Objective: to compare the efficacy of therapeutic hypothermia versus therapeutic normothermia in children and adolescents who were resuscitated after in-hospital cardiac arrest.
Design: multicentre randomised clinical trial with blind evaluation.
Setting: paediatric intensive care units at 37 children’s hospitals in the United States, Canada, and the United Kingdom.
Study sample: 329 children aged 48 hours to 18 years who experienced in-hospital cardiac arrest, received chest compressions for at least 2 minutes and remained dependent on mechanical ventilation after return of spontaneous circulation. The exclusion criteria were a score of 5 or 6 in the Glasgow Coma Scale motor response subscale, severe bleeding, pre-existing illness with a life expectancy of less than 1 year or decision by the clinical team to withhold aggressive treatment.

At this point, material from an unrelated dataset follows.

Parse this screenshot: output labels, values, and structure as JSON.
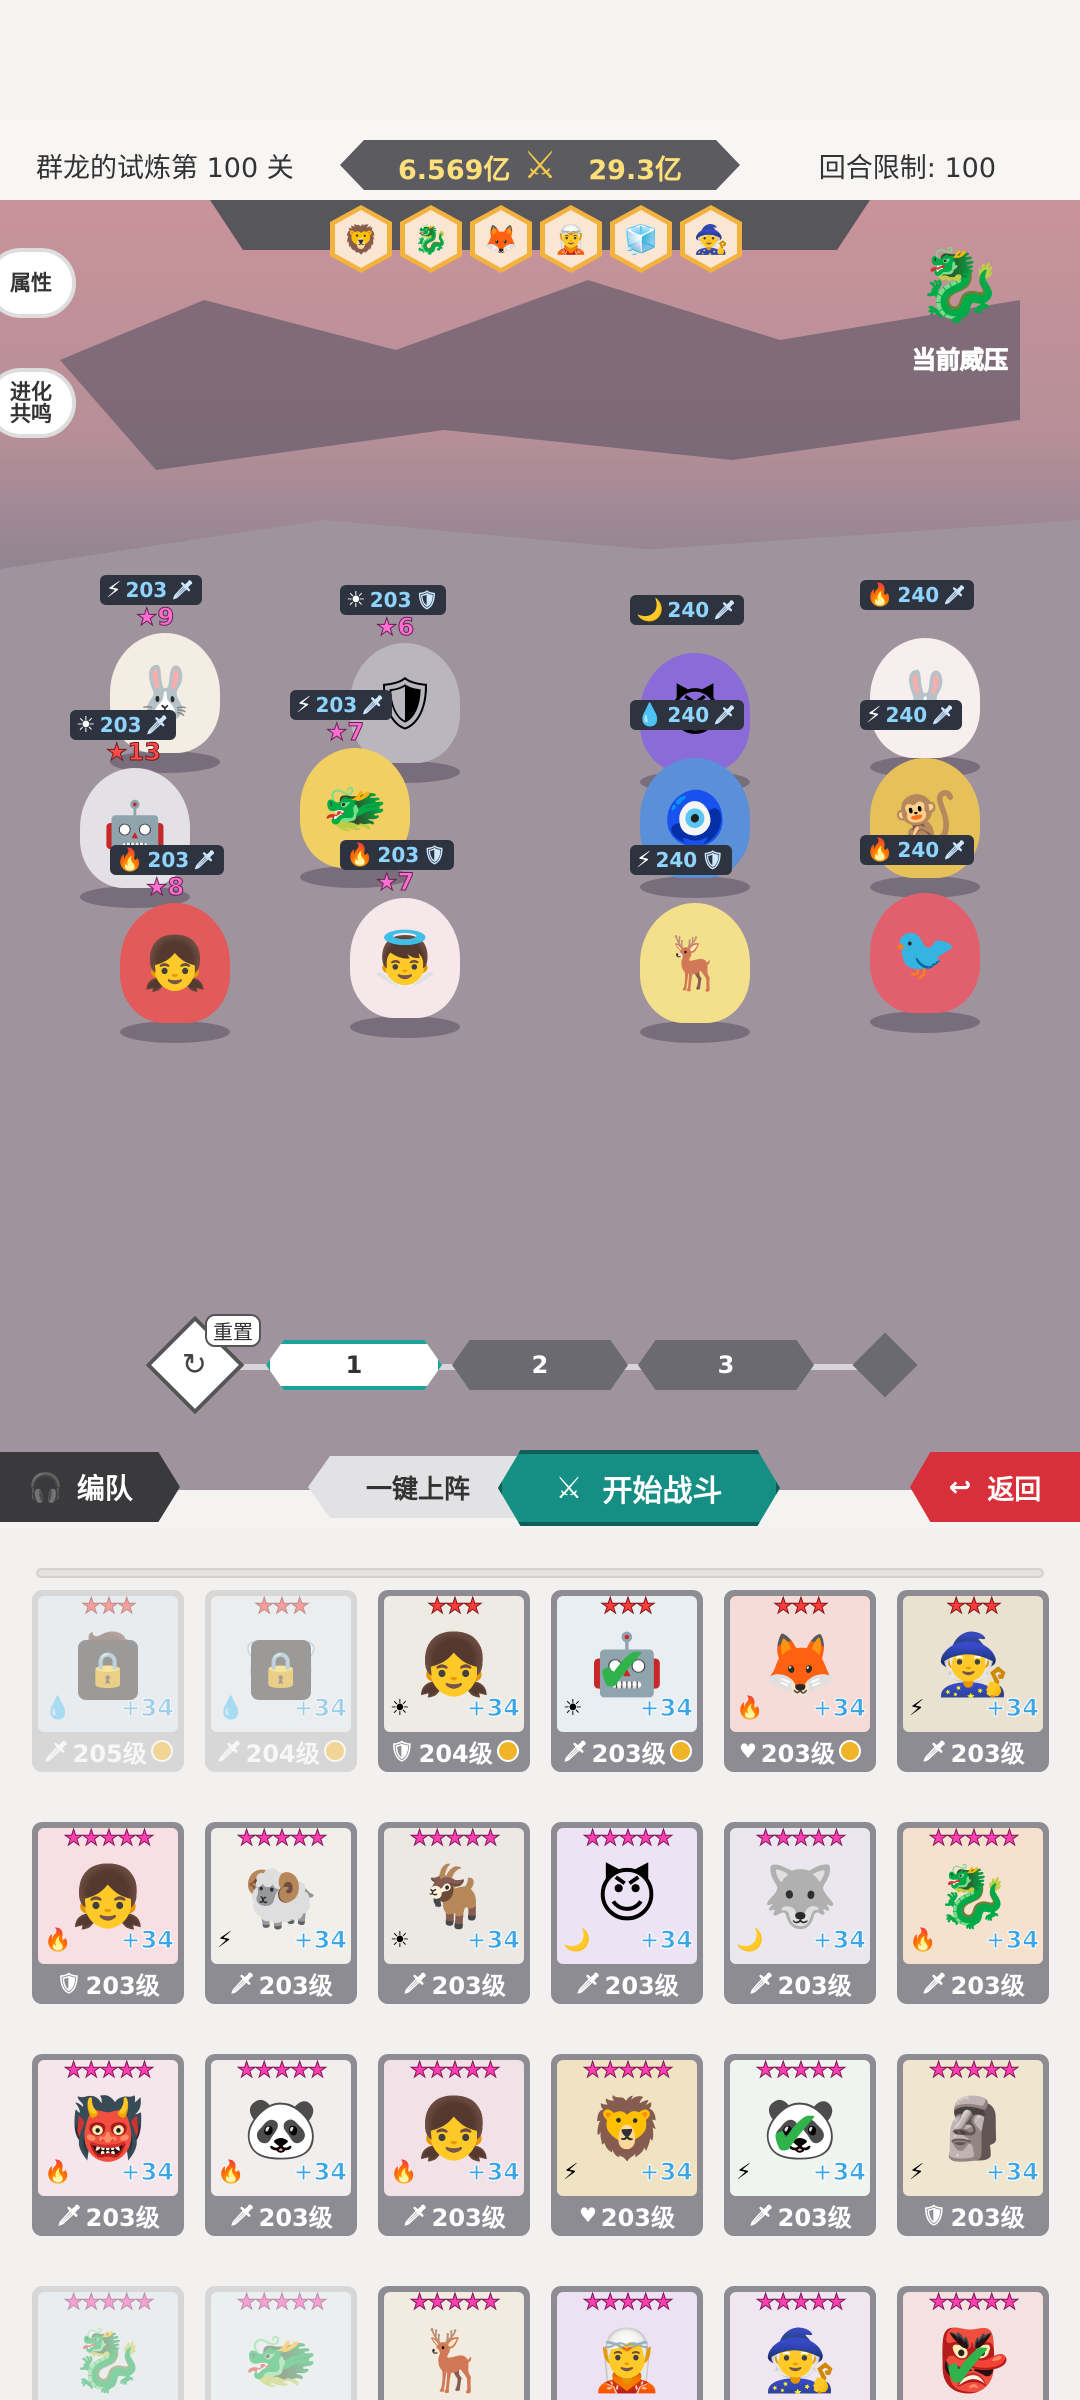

The 329 children were randomly assigned to therapeutic hypothermia or therapeutic normothermia with the use of permuted blocks stratified according to clinical centre and age category. In the final sample, 161 received hypothermia and 160 normothermia.
Intervention: treatment was initiated within 6 hours of the return of spontaneous circulation, and consisted in maintaining the target temperature for 120 hours in both groups. The target central temperature in the hypothermia group was 33°C (range, 32°C to 34°C) for 48 hours, followed by rewarming for a minimum of 16 hours until reaching 36.8°C (range, 36°C to 37.5°C), which was maintained for the remainder of the 120 hours. The normothermia group was maintained at a target central temperature of 36.8°C (range, 36°C to 37.5°C) for the entire 120 hours.
Outcome measurement: the primary outcome was survival with a favourable outcome at 12 months of followup, defined as score of 70 or higher on the Vineland Adaptive Behavior Scales, second edition (which has a mean of 100 and a standard deviation of 15). The authors excluded 31 patients in the hypothermia group and 29 in the normothermia group from the analysis because they had a baseline score in the Vineland-II scale of less than 70 before cardiac arrest, or a score of 3 to 6 in the Pediatric Overall Performance Category or Pediatric Cerebral Performance Category scales (moderate disability , severe disability , coma  or brain death ). Secondary outcomes were survival at 12 months and change in neurobehavioral function, compared to baseline (before cardiac arrest).
Main results: the median age of the patients was 1 year, and the cause of arrest was cardiac in 65%. Fifty-one percent of patients in the hypothermia group and fifty-eight percent in the normothermia group were receiving extracorporeal membrane oxygenation at the time of randomization.
The trial was stopped prematurely due to futility (lack of efficacy) after randomization of 329 patients (out of the 558 initially expected). Among the 257 children with a baseline Vineland-II score of 70 or higher before arrest, there was no difference in the proportion alive at 1 year with a score of 70 or higher between the hypothermia and normothermia groups: 36% versus 39%, with a relative risk (RR) of 0.92 and a 95% confidence interval (95 CI) of 0.67 to 1.27. There were also no differences between these groups in mortality at 1 year (RR, 1.07; 95 CI, 0.85 to 1.34) or changes in neurobehavioural functioning at 1 year.
Conclusion: in comatose children that survived in-hospital cardiac arrest, therapeutic hypothermia did not confer a significant benefit with respect to survival with a good functional outcome at 1 year compared with therapeutic normothermia.
Conflicts of interest: several authors disclosed having receiving funds during the study.
Funding sources: grants from the National Heart, Lung and Blood Institute and other institutions